Aim of the task
Nothing in the records should be altered; retype them all exactly.
[Information]
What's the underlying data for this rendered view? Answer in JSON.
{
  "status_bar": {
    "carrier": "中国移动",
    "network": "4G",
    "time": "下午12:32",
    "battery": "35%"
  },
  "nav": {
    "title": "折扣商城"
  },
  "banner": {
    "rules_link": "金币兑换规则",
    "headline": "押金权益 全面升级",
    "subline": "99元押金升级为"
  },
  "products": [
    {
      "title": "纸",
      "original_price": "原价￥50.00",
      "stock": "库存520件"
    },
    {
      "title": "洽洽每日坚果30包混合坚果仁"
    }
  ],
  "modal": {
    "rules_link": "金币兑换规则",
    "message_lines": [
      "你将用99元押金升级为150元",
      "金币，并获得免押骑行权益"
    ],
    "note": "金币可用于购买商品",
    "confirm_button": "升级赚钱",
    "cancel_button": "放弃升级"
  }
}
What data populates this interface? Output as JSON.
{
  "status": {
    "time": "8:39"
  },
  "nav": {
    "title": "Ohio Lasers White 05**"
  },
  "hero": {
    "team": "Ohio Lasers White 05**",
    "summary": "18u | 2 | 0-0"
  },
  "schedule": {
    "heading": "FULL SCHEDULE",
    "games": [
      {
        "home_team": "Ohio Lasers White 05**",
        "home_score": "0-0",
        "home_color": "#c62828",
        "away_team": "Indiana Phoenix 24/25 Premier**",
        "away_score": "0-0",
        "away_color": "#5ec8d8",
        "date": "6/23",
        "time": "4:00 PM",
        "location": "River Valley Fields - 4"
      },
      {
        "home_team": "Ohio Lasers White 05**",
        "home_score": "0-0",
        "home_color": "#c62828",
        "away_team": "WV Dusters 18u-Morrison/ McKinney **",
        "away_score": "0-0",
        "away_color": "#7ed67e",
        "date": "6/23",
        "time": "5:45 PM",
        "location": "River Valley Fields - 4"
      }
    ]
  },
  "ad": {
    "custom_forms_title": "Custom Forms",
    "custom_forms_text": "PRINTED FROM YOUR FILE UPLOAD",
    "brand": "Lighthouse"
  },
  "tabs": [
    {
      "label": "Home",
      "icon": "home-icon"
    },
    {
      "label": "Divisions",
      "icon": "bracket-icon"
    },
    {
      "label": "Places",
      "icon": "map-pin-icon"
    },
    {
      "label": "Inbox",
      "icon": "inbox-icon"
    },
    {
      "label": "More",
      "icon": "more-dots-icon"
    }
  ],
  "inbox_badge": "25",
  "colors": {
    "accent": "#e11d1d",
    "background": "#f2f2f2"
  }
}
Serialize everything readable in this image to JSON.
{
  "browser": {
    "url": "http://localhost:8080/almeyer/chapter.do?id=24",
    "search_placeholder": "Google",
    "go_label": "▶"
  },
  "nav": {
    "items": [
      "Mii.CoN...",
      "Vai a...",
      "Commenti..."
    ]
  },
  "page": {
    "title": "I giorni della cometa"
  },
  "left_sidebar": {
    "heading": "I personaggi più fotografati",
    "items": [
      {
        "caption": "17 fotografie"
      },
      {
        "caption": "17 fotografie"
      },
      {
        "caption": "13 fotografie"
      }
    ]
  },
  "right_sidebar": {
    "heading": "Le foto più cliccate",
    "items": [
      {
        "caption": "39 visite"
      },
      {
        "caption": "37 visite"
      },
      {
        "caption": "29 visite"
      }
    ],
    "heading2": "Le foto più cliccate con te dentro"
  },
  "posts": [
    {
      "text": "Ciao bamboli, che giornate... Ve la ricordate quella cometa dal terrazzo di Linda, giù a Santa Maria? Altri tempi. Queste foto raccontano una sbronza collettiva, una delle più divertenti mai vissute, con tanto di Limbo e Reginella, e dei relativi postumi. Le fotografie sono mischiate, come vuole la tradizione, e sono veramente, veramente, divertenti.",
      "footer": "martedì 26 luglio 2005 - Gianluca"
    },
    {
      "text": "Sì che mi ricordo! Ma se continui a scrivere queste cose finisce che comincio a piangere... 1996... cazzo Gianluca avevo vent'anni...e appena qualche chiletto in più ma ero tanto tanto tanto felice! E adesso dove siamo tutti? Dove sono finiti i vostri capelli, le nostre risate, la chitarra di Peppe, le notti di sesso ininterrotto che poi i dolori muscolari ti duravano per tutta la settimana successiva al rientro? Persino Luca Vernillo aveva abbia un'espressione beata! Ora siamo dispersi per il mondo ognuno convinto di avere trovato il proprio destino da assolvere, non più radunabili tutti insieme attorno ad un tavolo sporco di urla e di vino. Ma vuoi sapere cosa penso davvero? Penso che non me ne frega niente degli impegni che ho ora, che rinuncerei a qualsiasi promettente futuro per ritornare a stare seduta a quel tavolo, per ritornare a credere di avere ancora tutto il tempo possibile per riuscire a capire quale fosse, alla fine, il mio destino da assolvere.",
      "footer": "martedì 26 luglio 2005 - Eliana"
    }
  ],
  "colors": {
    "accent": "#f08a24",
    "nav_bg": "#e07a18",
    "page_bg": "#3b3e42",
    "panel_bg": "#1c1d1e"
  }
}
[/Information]
Task result
What's the underlying data for this rendered view? Answer in JSON.
{
  "status_bar": {
    "carrier": "中国移动",
    "network": "4G",
    "time": "下午12:32",
    "battery": "35%"
  },
  "nav": {
    "title": "折扣商城"
  },
  "banner": {
    "rules_link": "金币兑换规则",
    "headline": "押金权益 全面升级",
    "subline": "99元押金升级为"
  },
  "products": [
    {
      "title": "纸",
      "original_price": "原价￥50.00",
      "stock": "库存520件"
    },
    {
      "title": "洽洽每日坚果30包混合坚果仁"
    }
  ],
  "modal": {
    "rules_link": "金币兑换规则",
    "message_lines": [
      "你将用99元押金升级为150元",
      "金币，并获得免押骑行权益"
    ],
    "note": "金币可用于购买商品",
    "confirm_button": "升级赚钱",
    "cancel_button": "放弃升级"
  }
}
What data populates this interface? Output as JSON.
{
  "status": {
    "time": "8:39"
  },
  "nav": {
    "title": "Ohio Lasers White 05**"
  },
  "hero": {
    "team": "Ohio Lasers White 05**",
    "summary": "18u | 2 | 0-0"
  },
  "schedule": {
    "heading": "FULL SCHEDULE",
    "games": [
      {
        "home_team": "Ohio Lasers White 05**",
        "home_score": "0-0",
        "home_color": "#c62828",
        "away_team": "Indiana Phoenix 24/25 Premier**",
        "away_score": "0-0",
        "away_color": "#5ec8d8",
        "date": "6/23",
        "time": "4:00 PM",
        "location": "River Valley Fields - 4"
      },
      {
        "home_team": "Ohio Lasers White 05**",
        "home_score": "0-0",
        "home_color": "#c62828",
        "away_team": "WV Dusters 18u-Morrison/ McKinney **",
        "away_score": "0-0",
        "away_color": "#7ed67e",
        "date": "6/23",
        "time": "5:45 PM",
        "location": "River Valley Fields - 4"
      }
    ]
  },
  "ad": {
    "custom_forms_title": "Custom Forms",
    "custom_forms_text": "PRINTED FROM YOUR FILE UPLOAD",
    "brand": "Lighthouse"
  },
  "tabs": [
    {
      "label": "Home",
      "icon": "home-icon"
    },
    {
      "label": "Divisions",
      "icon": "bracket-icon"
    },
    {
      "label": "Places",
      "icon": "map-pin-icon"
    },
    {
      "label": "Inbox",
      "icon": "inbox-icon"
    },
    {
      "label": "More",
      "icon": "more-dots-icon"
    }
  ],
  "inbox_badge": "25",
  "colors": {
    "accent": "#e11d1d",
    "background": "#f2f2f2"
  }
}
Serialize everything readable in this image to JSON.
{
  "browser": {
    "url": "http://localhost:8080/almeyer/chapter.do?id=24",
    "search_placeholder": "Google",
    "go_label": "▶"
  },
  "nav": {
    "items": [
      "Mii.CoN...",
      "Vai a...",
      "Commenti..."
    ]
  },
  "page": {
    "title": "I giorni della cometa"
  },
  "left_sidebar": {
    "heading": "I personaggi più fotografati",
    "items": [
      {
        "caption": "17 fotografie"
      },
      {
        "caption": "17 fotografie"
      },
      {
        "caption": "13 fotografie"
      }
    ]
  },
  "right_sidebar": {
    "heading": "Le foto più cliccate",
    "items": [
      {
        "caption": "39 visite"
      },
      {
        "caption": "37 visite"
      },
      {
        "caption": "29 visite"
      }
    ],
    "heading2": "Le foto più cliccate con te dentro"
  },
  "posts": [
    {
      "text": "Ciao bamboli, che giornate... Ve la ricordate quella cometa dal terrazzo di Linda, giù a Santa Maria? Altri tempi. Queste foto raccontano una sbronza collettiva, una delle più divertenti mai vissute, con tanto di Limbo e Reginella, e dei relativi postumi. Le fotografie sono mischiate, come vuole la tradizione, e sono veramente, veramente, divertenti.",
      "footer": "martedì 26 luglio 2005 - Gianluca"
    },
    {
      "text": "Sì che mi ricordo! Ma se continui a scrivere queste cose finisce che comincio a piangere... 1996... cazzo Gianluca avevo vent'anni...e appena qualche chiletto in più ma ero tanto tanto tanto felice! E adesso dove siamo tutti? Dove sono finiti i vostri capelli, le nostre risate, la chitarra di Peppe, le notti di sesso ininterrotto che poi i dolori muscolari ti duravano per tutta la settimana successiva al rientro? Persino Luca Vernillo aveva abbia un'espressione beata! Ora siamo dispersi per il mondo ognuno convinto di avere trovato il proprio destino da assolvere, non più radunabili tutti insieme attorno ad un tavolo sporco di urla e di vino. Ma vuoi sapere cosa penso davvero? Penso che non me ne frega niente degli impegni che ho ora, che rinuncerei a qualsiasi promettente futuro per ritornare a stare seduta a quel tavolo, per ritornare a credere di avere ancora tutto il tempo possibile per riuscire a capire quale fosse, alla fine, il mio destino da assolvere.",
      "footer": "martedì 26 luglio 2005 - Eliana"
    }
  ],
  "colors": {
    "accent": "#f08a24",
    "nav_bg": "#e07a18",
    "page_bg": "#3b3e42",
    "panel_bg": "#1c1d1e"
  }
}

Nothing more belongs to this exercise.